In his appeal to the CAS, Mr Rossi sought the annulment of the penalty, or at least a reduction from 3 points to 1, since on the basis of the FIM Regulations, a rider with 4 penalty points must start the next race from last grid position. Together with his appeal, Mr Rossi filed an urgent application to stay the execution of the challenged decision in order not to lose his place on the starting grid at the final event of the season which was held in Valencia/Spain on 6-8 November 2015.
On 5 November 2015, the Sole Arbitrator appointed by mutual agreement of the parties, Prof. Ulrich Haas (Germany), dismissed Valentino Rossi’s request to stay the execution of the challenged decision. The Sole Arbitrator found that the conditions to grant the stay were not met, and accordingly, Valentino Rossi began the Valencia race from the last grid position.
Mr Rossi has now informed the CAS that he does not wish to continue with his appeal. Accordingly, the arbitration procedure has been terminated and the FIM decision will continue to remain in force.
The debate over who is the greatest racer of all time is one that rages on endlessly, with arguments being made for Giacomo Agostini and Valentino Rossi as the two most successful riders, while others argue that it should be Freddie Spencer for winning in two categories at the same time in the modern era, or Casey Stoner for winning on the Ducati, a bike no one else could, or Mick Doohan, for dominating the class as no one has done since.
Instead of discussing which one rider is the greatest, the respected British publication Motor Sport Magazine has set up their own Hall of Fame, to honor many of the great legends of racing. As Motor Sport Magazine is primarily focused on four-wheeled sport, the Hall of Fame is currently filled mostly with the luminaries of Formula One, such as Jackie Stewart, Colin Chapman, Michael Schumacher and Niki Lauda, along with a few of the greats from other branches of car racing, such as Colin McRae and Mario Andretti.
This year, the focus is on motorcycle racing, however. In recent weeks, MotoMatters.com contributor Mat Oxley has made the case in his blog for riders such as Geoff Duke, Barry Sheene, Wayne Rainey and Eddie Lawson to join the trio of motorcycle racers already in Motor Sport Magazine's Hall of Fame. Those three – Giacomo Agostini, John McGuinness and John Surtees – need no explanation of their place in the Hall of Fame.

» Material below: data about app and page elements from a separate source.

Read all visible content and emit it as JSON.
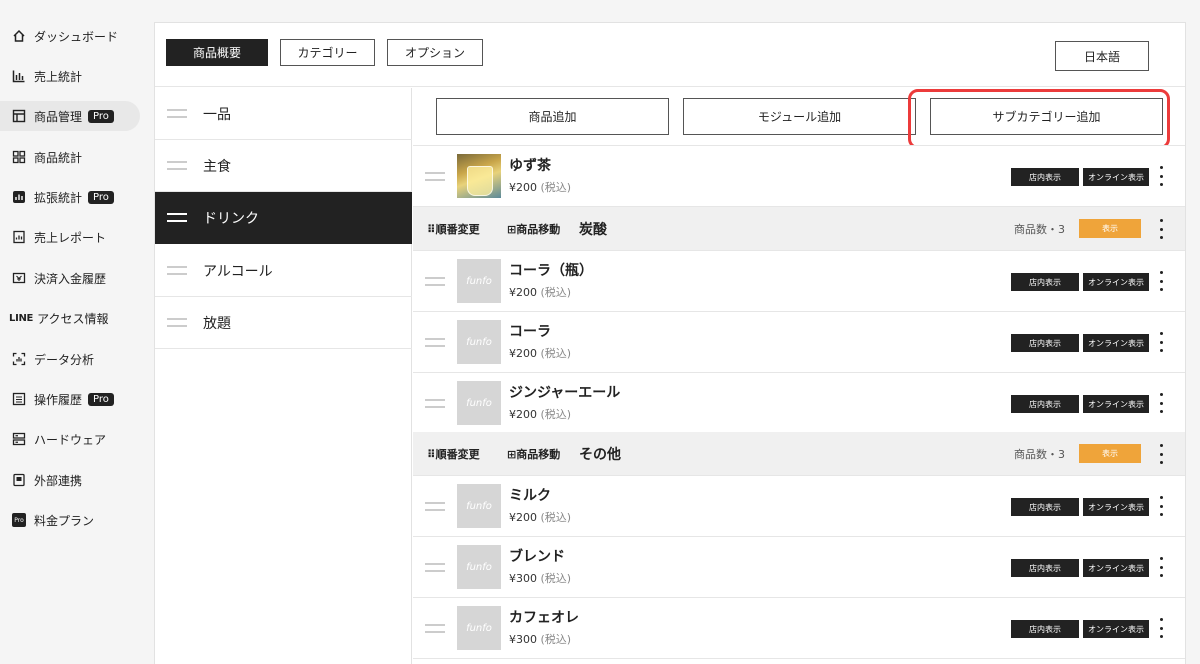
{
  "sidebar": {
    "items": [
      {
        "label": "ダッシュボード",
        "icon": "home-icon",
        "pro": false
      },
      {
        "label": "売上統計",
        "icon": "bar-chart-icon",
        "pro": false
      },
      {
        "label": "商品管理",
        "icon": "layout-icon",
        "pro": true,
        "active": true
      },
      {
        "label": "商品統計",
        "icon": "grid-icon",
        "pro": false
      },
      {
        "label": "拡張統計",
        "icon": "chart-box-icon",
        "pro": true
      },
      {
        "label": "売上レポート",
        "icon": "report-icon",
        "pro": false
      },
      {
        "label": "決済入金履歴",
        "icon": "payment-icon",
        "pro": false
      },
      {
        "label": "アクセス情報",
        "icon": "line-logo",
        "logo_text": "LINE",
        "pro": false
      },
      {
        "label": "データ分析",
        "icon": "analysis-icon",
        "pro": false
      },
      {
        "label": "操作履歴",
        "icon": "list-icon",
        "pro": true
      },
      {
        "label": "ハードウェア",
        "icon": "hardware-icon",
        "pro": false
      },
      {
        "label": "外部連携",
        "icon": "link-doc-icon",
        "pro": false
      },
      {
        "label": "料金プラン",
        "icon": "pro-plan-icon",
        "pro": false
      }
    ],
    "pro_label": "Pro",
    "pro_icon_text": "Pro"
  },
  "topbar": {
    "tabs": [
      "商品概要",
      "カテゴリー",
      "オプション"
    ],
    "active_tab": 0,
    "language": "日本語"
  },
  "categories": [
    {
      "label": "一品"
    },
    {
      "label": "主食"
    },
    {
      "label": "ドリンク",
      "active": true
    },
    {
      "label": "アルコール"
    },
    {
      "label": "放題"
    }
  ],
  "actions": {
    "add_product": "商品追加",
    "add_module": "モジュール追加",
    "add_subcategory": "サブカテゴリー追加"
  },
  "labels": {
    "tax": "(税込)",
    "store_display": "店内表示",
    "online_display": "オンライン表示",
    "reorder": "順番変更",
    "move_products": "商品移動",
    "count_prefix": "商品数・",
    "show": "表示",
    "placeholder_logo": "funfo"
  },
  "products_top": [
    {
      "name": "ゆず茶",
      "price": "¥200",
      "photo": true
    }
  ],
  "subcategories": [
    {
      "name": "炭酸",
      "count": "3",
      "products": [
        {
          "name": "コーラ（瓶）",
          "price": "¥200"
        },
        {
          "name": "コーラ",
          "price": "¥200"
        },
        {
          "name": "ジンジャーエール",
          "price": "¥200"
        }
      ]
    },
    {
      "name": "その他",
      "count": "3",
      "products": [
        {
          "name": "ミルク",
          "price": "¥200"
        },
        {
          "name": "ブレンド",
          "price": "¥300"
        },
        {
          "name": "カフェオレ",
          "price": "¥300"
        }
      ]
    }
  ],
  "colors": {
    "accent_orange": "#efa43a",
    "highlight_red": "#ec3b3b",
    "dark": "#222222"
  }
}
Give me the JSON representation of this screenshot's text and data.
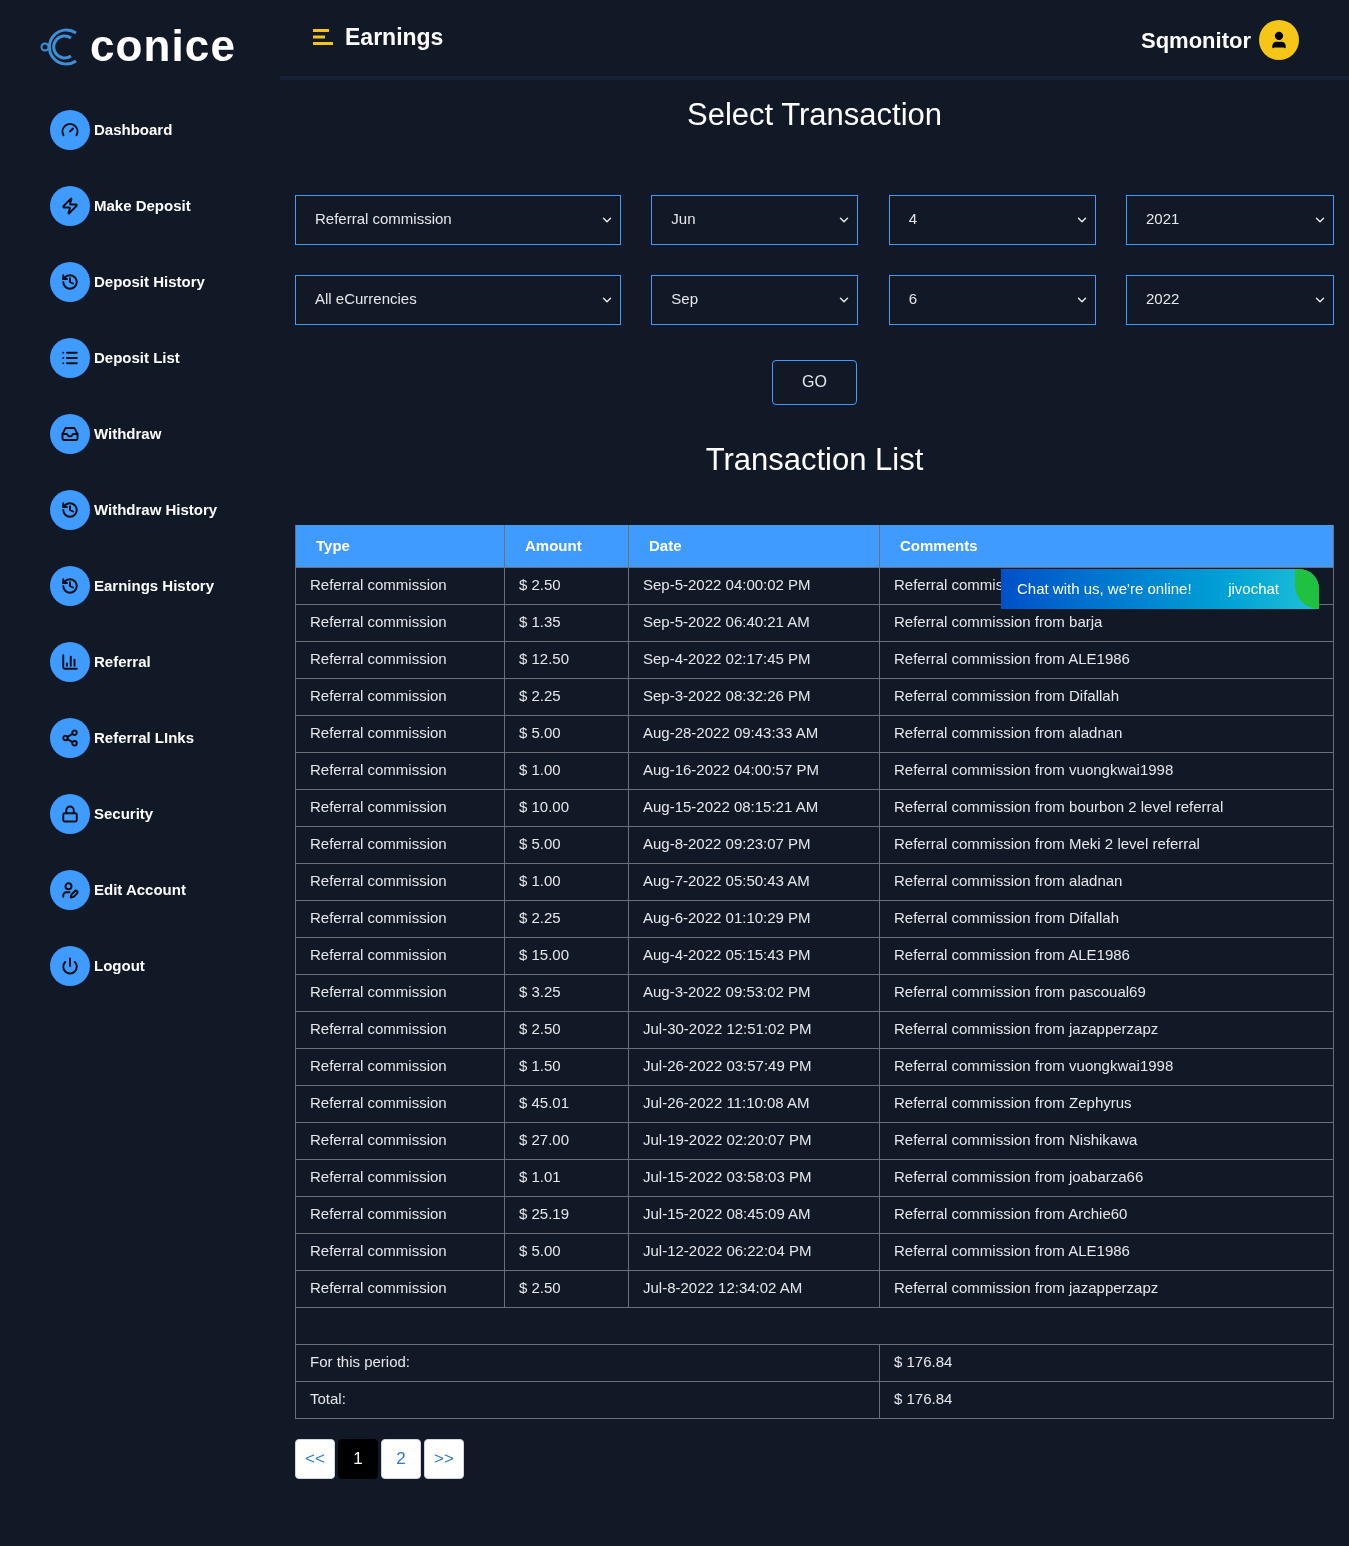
{
  "brand": {
    "logo_text": "conice"
  },
  "header": {
    "title": "Earnings",
    "user": "Sqmonitor"
  },
  "sidebar": {
    "items": [
      {
        "label": "Dashboard"
      },
      {
        "label": "Make Deposit"
      },
      {
        "label": "Deposit History"
      },
      {
        "label": "Deposit List"
      },
      {
        "label": "Withdraw"
      },
      {
        "label": "Withdraw History"
      },
      {
        "label": "Earnings History"
      },
      {
        "label": "Referral"
      },
      {
        "label": "Referral LInks"
      },
      {
        "label": "Security"
      },
      {
        "label": "Edit Account"
      },
      {
        "label": "Logout"
      }
    ]
  },
  "filter": {
    "title": "Select Transaction",
    "rows": [
      [
        "Referral commission",
        "Jun",
        "4",
        "2021"
      ],
      [
        "All eCurrencies",
        "Sep",
        "6",
        "2022"
      ]
    ],
    "button": "GO"
  },
  "table": {
    "title": "Transaction List",
    "columns": [
      "Type",
      "Amount",
      "Date",
      "Comments"
    ],
    "rows": [
      [
        "Referral commission",
        "$ 2.50",
        "Sep-5-2022 04:00:02 PM",
        "Referral commis"
      ],
      [
        "Referral commission",
        "$ 1.35",
        "Sep-5-2022 06:40:21 AM",
        "Referral commission from barja"
      ],
      [
        "Referral commission",
        "$ 12.50",
        "Sep-4-2022 02:17:45 PM",
        "Referral commission from ALE1986"
      ],
      [
        "Referral commission",
        "$ 2.25",
        "Sep-3-2022 08:32:26 PM",
        "Referral commission from Difallah"
      ],
      [
        "Referral commission",
        "$ 5.00",
        "Aug-28-2022 09:43:33 AM",
        "Referral commission from aladnan"
      ],
      [
        "Referral commission",
        "$ 1.00",
        "Aug-16-2022 04:00:57 PM",
        "Referral commission from vuongkwai1998"
      ],
      [
        "Referral commission",
        "$ 10.00",
        "Aug-15-2022 08:15:21 AM",
        "Referral commission from bourbon 2 level referral"
      ],
      [
        "Referral commission",
        "$ 5.00",
        "Aug-8-2022 09:23:07 PM",
        "Referral commission from Meki 2 level referral"
      ],
      [
        "Referral commission",
        "$ 1.00",
        "Aug-7-2022 05:50:43 AM",
        "Referral commission from aladnan"
      ],
      [
        "Referral commission",
        "$ 2.25",
        "Aug-6-2022 01:10:29 PM",
        "Referral commission from Difallah"
      ],
      [
        "Referral commission",
        "$ 15.00",
        "Aug-4-2022 05:15:43 PM",
        "Referral commission from ALE1986"
      ],
      [
        "Referral commission",
        "$ 3.25",
        "Aug-3-2022 09:53:02 PM",
        "Referral commission from pascoual69"
      ],
      [
        "Referral commission",
        "$ 2.50",
        "Jul-30-2022 12:51:02 PM",
        "Referral commission from jazapperzapz"
      ],
      [
        "Referral commission",
        "$ 1.50",
        "Jul-26-2022 03:57:49 PM",
        "Referral commission from vuongkwai1998"
      ],
      [
        "Referral commission",
        "$ 45.01",
        "Jul-26-2022 11:10:08 AM",
        "Referral commission from Zephyrus"
      ],
      [
        "Referral commission",
        "$ 27.00",
        "Jul-19-2022 02:20:07 PM",
        "Referral commission from Nishikawa"
      ],
      [
        "Referral commission",
        "$ 1.01",
        "Jul-15-2022 03:58:03 PM",
        "Referral commission from joabarza66"
      ],
      [
        "Referral commission",
        "$ 25.19",
        "Jul-15-2022 08:45:09 AM",
        "Referral commission from Archie60"
      ],
      [
        "Referral commission",
        "$ 5.00",
        "Jul-12-2022 06:22:04 PM",
        "Referral commission from ALE1986"
      ],
      [
        "Referral commission",
        "$ 2.50",
        "Jul-8-2022 12:34:02 AM",
        "Referral commission from jazapperzapz"
      ]
    ],
    "summary": [
      {
        "label": "For this period:",
        "value": "$ 176.84"
      },
      {
        "label": "Total:",
        "value": "$ 176.84"
      }
    ]
  },
  "pagination": [
    {
      "label": "<<",
      "selected": false
    },
    {
      "label": "1",
      "selected": true
    },
    {
      "label": "2",
      "selected": false
    },
    {
      "label": ">>",
      "selected": false
    }
  ],
  "chat": {
    "message": "Chat with us, we're online!",
    "brand": "jivochat"
  }
}
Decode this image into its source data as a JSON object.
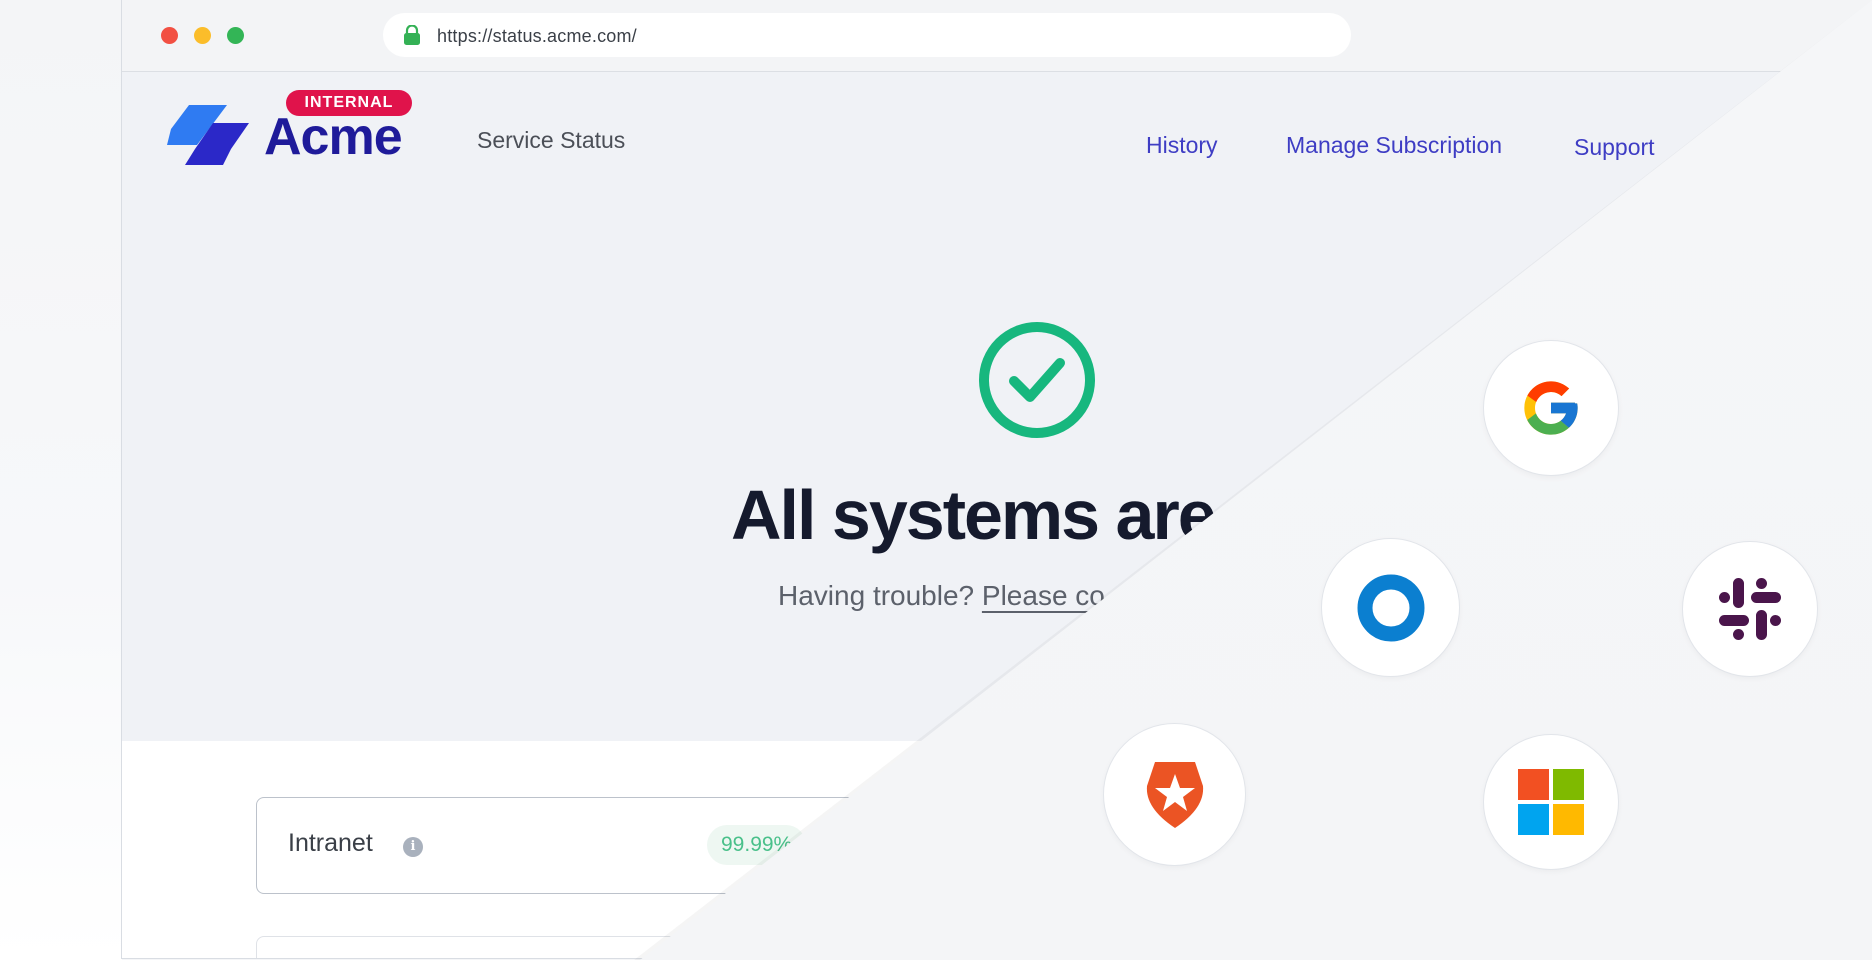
{
  "browser": {
    "url": "https://status.acme.com/"
  },
  "header": {
    "badge": "INTERNAL",
    "brand": "Acme",
    "subtitle": "Service Status",
    "nav": [
      {
        "label": "History"
      },
      {
        "label": "Manage Subscription"
      },
      {
        "label": "Support"
      }
    ]
  },
  "hero": {
    "title": "All systems are",
    "subtitle_prefix": "Having trouble? ",
    "subtitle_link": "Please co"
  },
  "components": [
    {
      "name": "Intranet",
      "info": "i",
      "uptime": "99.99%"
    }
  ],
  "integrations": [
    "google-icon",
    "okta-icon",
    "slack-icon",
    "auth0-icon",
    "microsoft-icon"
  ],
  "colors": {
    "brand": "#1f1b9a",
    "badge": "#e0134b",
    "nav_link": "#3e3dc4",
    "success": "#17b77e"
  }
}
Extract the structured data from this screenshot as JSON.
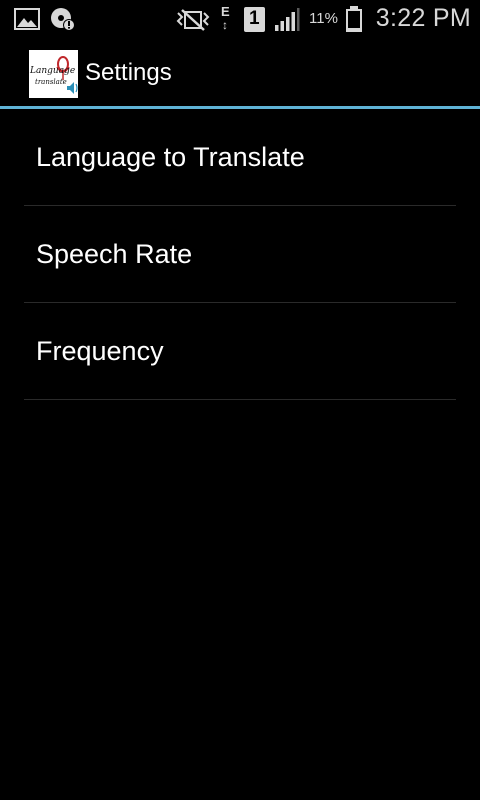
{
  "status_bar": {
    "time": "3:22 PM",
    "battery_percent": "11%",
    "network_type": "E",
    "sim_slot": "1",
    "icons": [
      "gallery-icon",
      "download-notification-icon",
      "mute-vibrate-icon",
      "data-arrows-icon",
      "sim-icon",
      "signal-icon",
      "battery-icon"
    ]
  },
  "action_bar": {
    "title": "Settings",
    "logo_text_line1": "Language",
    "logo_text_line2": "translate",
    "accent_color": "#5fb3d6"
  },
  "settings": {
    "items": [
      {
        "label": "Language to Translate"
      },
      {
        "label": "Speech Rate"
      },
      {
        "label": "Frequency"
      }
    ]
  }
}
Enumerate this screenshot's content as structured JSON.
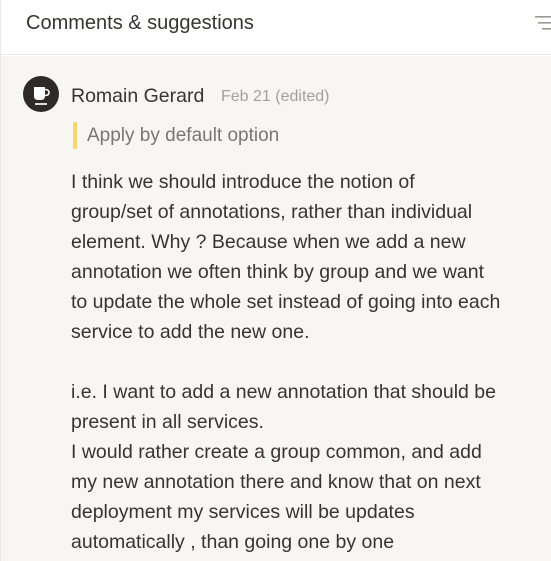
{
  "header": {
    "title": "Comments & suggestions",
    "filter_icon": "filter-icon"
  },
  "comment": {
    "avatar_icon": "coffee-cup-icon",
    "author": "Romain Gerard",
    "date": "Feb 21 (edited)",
    "quoted_text": "Apply by default option",
    "accent_color": "#f5d76e",
    "lines": [
      "I think we should introduce the notion of",
      "group/set of annotations, rather than individual",
      "element. Why ? Because  when we add a new",
      "annotation we often think by group and we want",
      "to update the whole set instead of going into each",
      "service to add the new one.",
      "",
      "i.e. I want to add a new annotation that should be",
      "present in all services.",
      "I would rather create a group common, and add",
      "my new annotation there and know that on next",
      "deployment my services will be updates",
      "automatically , than going one by one"
    ]
  }
}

This year, more motorcycle racers are due to be inducted, and you can vote on who you think should join them. The list of candidates contains all of the legends of the sport you might expect, and more. The choices are: the greats from the early period of Grand Prix racing, Geoff Duke and Mike Hailwood; Grand Prix racing's first superstar Barry Sheene; Kenny Roberts, the man who revolutionized 500cc two stroke racing, and knocked Sheene off his perch; Freddie Spencer, the rider who in turn displaced Roberts, and is perhaps the most naturally talented racer ever to swing a leg over a racing motorcycle; the greats of the Golden Era, Eddie Lawson, Wayne Rainey, Mick Doohan, Kevin Schwantz; Valentino Rossi, widely regarded by many fans as the greatest racer of all time; Casey Stoner, the man who beat Rossi, and gave Ducati their first ever MotoGP title; and Joey Dunlop, a man who can rightly claim to be the greatest roads racer of all time, and still has a special place in the hearts of many racers around the world.
To hear a thoughtful and considered opinion on the names on the list, you can listen to the special episode of the Motor Sport Magazine Podcast, featuring Mat Oxley and former Grand Prix racer Jeremy McWilliams. Once you've heard what they have had to say, you can vote for the riders you believe deserve to be in the Hall of Fame here. Given their status and their ability, the only shame is that you cannot vote for them all.